►

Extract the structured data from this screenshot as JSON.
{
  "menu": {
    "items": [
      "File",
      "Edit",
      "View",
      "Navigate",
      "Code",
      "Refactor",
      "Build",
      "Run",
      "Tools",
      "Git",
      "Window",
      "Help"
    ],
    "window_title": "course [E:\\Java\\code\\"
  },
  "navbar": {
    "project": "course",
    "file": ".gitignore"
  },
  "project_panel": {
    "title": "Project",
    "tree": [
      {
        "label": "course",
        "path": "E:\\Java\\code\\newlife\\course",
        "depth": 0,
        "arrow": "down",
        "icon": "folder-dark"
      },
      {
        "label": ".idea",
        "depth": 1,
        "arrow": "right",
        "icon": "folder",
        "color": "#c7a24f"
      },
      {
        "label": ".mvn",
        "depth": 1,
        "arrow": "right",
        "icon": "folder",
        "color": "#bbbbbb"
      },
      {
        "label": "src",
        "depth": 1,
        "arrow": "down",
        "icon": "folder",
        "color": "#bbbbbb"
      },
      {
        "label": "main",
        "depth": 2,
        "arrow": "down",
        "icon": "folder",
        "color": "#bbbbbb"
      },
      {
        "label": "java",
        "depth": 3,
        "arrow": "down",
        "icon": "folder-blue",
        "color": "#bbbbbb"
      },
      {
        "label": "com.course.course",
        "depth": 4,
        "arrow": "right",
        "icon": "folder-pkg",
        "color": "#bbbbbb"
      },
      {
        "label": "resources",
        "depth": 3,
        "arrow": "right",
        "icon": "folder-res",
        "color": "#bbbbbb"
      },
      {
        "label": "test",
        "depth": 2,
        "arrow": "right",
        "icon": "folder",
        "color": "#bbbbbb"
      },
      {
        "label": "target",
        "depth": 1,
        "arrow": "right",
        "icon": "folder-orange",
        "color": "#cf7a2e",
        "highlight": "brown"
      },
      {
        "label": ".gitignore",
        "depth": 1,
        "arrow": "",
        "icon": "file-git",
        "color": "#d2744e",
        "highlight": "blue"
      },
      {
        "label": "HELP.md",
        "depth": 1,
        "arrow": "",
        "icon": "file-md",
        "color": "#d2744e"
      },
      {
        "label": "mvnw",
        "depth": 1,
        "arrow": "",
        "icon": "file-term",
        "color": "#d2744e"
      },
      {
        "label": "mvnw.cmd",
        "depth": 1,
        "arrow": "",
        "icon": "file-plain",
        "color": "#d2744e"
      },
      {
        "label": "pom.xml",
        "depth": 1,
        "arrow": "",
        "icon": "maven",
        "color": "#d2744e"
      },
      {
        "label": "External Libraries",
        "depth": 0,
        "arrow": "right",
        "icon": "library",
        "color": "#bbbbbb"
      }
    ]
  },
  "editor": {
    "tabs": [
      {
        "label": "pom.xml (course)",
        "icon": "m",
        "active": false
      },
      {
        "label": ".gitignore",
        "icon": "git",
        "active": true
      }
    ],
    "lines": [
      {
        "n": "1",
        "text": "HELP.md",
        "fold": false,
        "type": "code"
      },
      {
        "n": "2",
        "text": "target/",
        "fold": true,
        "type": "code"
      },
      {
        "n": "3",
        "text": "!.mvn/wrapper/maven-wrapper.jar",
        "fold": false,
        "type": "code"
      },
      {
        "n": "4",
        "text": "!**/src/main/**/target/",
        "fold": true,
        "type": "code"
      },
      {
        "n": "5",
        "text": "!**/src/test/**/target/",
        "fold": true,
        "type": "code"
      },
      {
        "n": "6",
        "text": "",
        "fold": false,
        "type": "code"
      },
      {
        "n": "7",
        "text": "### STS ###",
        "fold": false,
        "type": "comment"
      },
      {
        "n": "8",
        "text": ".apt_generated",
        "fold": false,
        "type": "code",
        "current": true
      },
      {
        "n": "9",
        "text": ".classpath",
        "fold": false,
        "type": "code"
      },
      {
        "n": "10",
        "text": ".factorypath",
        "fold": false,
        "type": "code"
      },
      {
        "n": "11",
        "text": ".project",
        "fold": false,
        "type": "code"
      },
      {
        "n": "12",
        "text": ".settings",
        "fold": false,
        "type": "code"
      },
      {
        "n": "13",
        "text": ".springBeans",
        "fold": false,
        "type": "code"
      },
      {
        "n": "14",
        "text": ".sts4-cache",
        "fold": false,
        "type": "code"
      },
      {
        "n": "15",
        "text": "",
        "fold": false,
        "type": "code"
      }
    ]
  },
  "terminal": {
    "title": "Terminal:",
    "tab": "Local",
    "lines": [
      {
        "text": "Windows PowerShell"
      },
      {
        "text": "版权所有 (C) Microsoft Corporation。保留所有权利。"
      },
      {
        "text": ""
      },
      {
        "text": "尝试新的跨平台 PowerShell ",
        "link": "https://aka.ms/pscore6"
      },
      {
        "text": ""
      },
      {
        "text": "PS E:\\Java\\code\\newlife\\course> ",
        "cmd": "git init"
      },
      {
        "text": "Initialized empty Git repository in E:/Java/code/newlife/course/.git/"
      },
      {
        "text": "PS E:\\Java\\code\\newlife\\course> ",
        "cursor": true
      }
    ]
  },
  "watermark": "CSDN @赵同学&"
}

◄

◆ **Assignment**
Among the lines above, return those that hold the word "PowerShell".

◆ **Solution for this task**
        "text": "Windows PowerShell"
        "text": "尝试新的跨平台 PowerShell ",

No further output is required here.